What People with Hearing Loss Hate to Hear
02 July 2019
As a longtime hearing aid user and, more recently, a cochlear implant recipient as well, there’s something that I’ve never gotten used to. When I ask for a repeat and I get, “oh, never mind,” or a wave of the hand that blows me off, or “it was nothing, really,” it makes me burn.
Let me be the judge of what you said. I want the same chance as a hearing person to decide if what you’ve said is silly, idiotic or just plain wrong.
Sometimes when we say something, we wish we hadn’t and just want to move the conversation along, but the person with hearing loss is blocking your way with a request to repeat. In this case, let me know that it really was nothing important: “Oh, I shouldn’t have even said that, because it’s so silly, but here it is…etc. etc.”
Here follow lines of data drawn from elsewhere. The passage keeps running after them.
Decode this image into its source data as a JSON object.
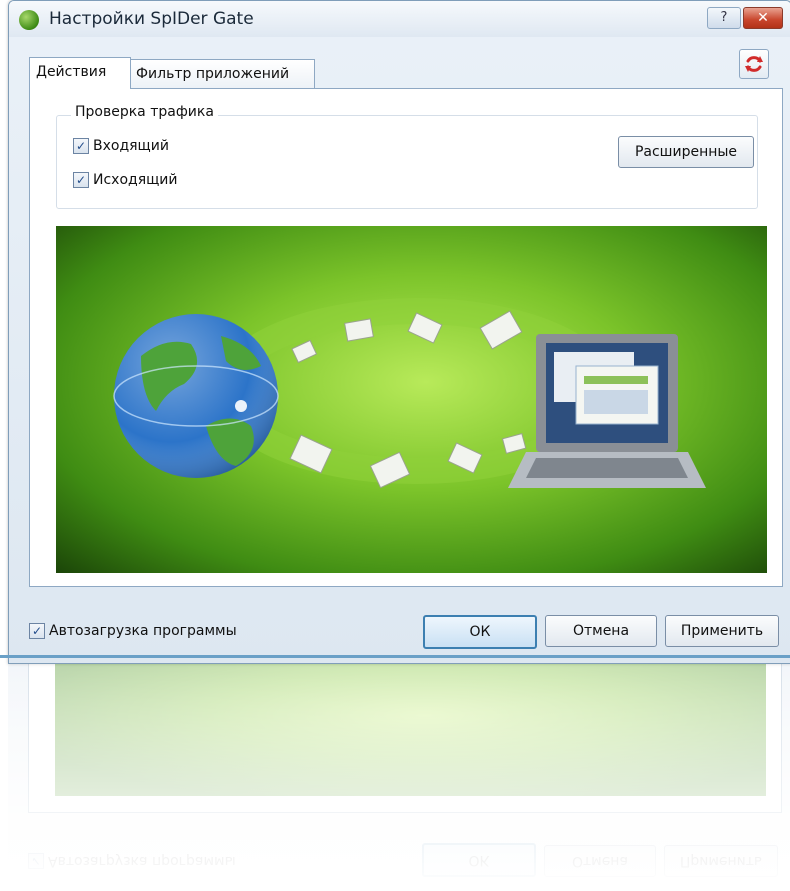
{
  "window": {
    "title": "Настройки SpIDer Gate",
    "help_glyph": "?",
    "close_glyph": "✕"
  },
  "tabs": [
    {
      "label": "Действия",
      "active": true
    },
    {
      "label": "Фильтр приложений",
      "active": false
    }
  ],
  "traffic_group": {
    "title": "Проверка трафика",
    "checkboxes": [
      {
        "label": "Входящий",
        "checked": true
      },
      {
        "label": "Исходящий",
        "checked": true
      }
    ],
    "advanced_button": "Расширенные"
  },
  "footer": {
    "autostart_label": "Автозагрузка программы",
    "autostart_checked": true,
    "ok_label": "ОК",
    "cancel_label": "Отмена",
    "apply_label": "Применить"
  },
  "icons": {
    "app": "spider-gate-app-icon",
    "reset": "reset-icon",
    "checkmark": "✓"
  },
  "colors": {
    "accent_blue": "#3c7fb1",
    "banner_green": "#7cc42a",
    "close_red": "#c8452c"
  }
}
But whether or not it was an inconsequential statement, saying ‘never mind’ is also insulting, because it sounds as if you think we’re not worth the effort of saying it again. And that’s hurtful.
People with hearing loss have to ask for repeats
People with hearing loss frequently ask for repeats – we have to! We wish we didn’t, but if we don’t ask for repeats or clarification, then our only recourse is to leave the conversation or bluff – pretend we understand even though we’re not getting it. And that’s not good for either of us.
If I’m asking for what I feel is an extraordinarily high number of repeats, then it’s on me to try and change the listening environment. “Hey, this is hell for me, can we talk out in the hall, or outside?” And you can suggest the same thing, if you feel you’re being asked to repeat every sentence. But clearly, something has to change.
We, the people with hearing loss, work hard to stay connected in conversations, to keep up, to get it right. We’re interested in what you have to say, and appreciate your extending the courtesy back to us.
If you’re a person with hearing loss and someone tries to blow you off with a “never mind” or “it was nothing,” you can spout steam and breathe fire, but a better response is: “Please, let me be the judge of that.” Or – “if it was worth saying once, it’s worth repeating.”
And then when they do repeat, you can always say, “You’re right – it wasn’t worth repeating. But thanks anyway.”
About the author
Gael Hannan is a writer, speaker and advocate on hearing loss issues. In addition to her weekly blog for HHTM, she is a regular contributor to FindHearing.com, an online resource for consumers with hearing loss. Gael is also the author of the acclaimed book “The Way I Hear It: A Life with Hearing Loss.” She is regularly invited to present her uniquely humorous and insightful work to appreciative audiences around the world. Gael has received many awards for her work, which includes advocacy for a more inclusive society for people with hearing loss. She lives with her husband on Vancouver Island, British Columbia, Canada.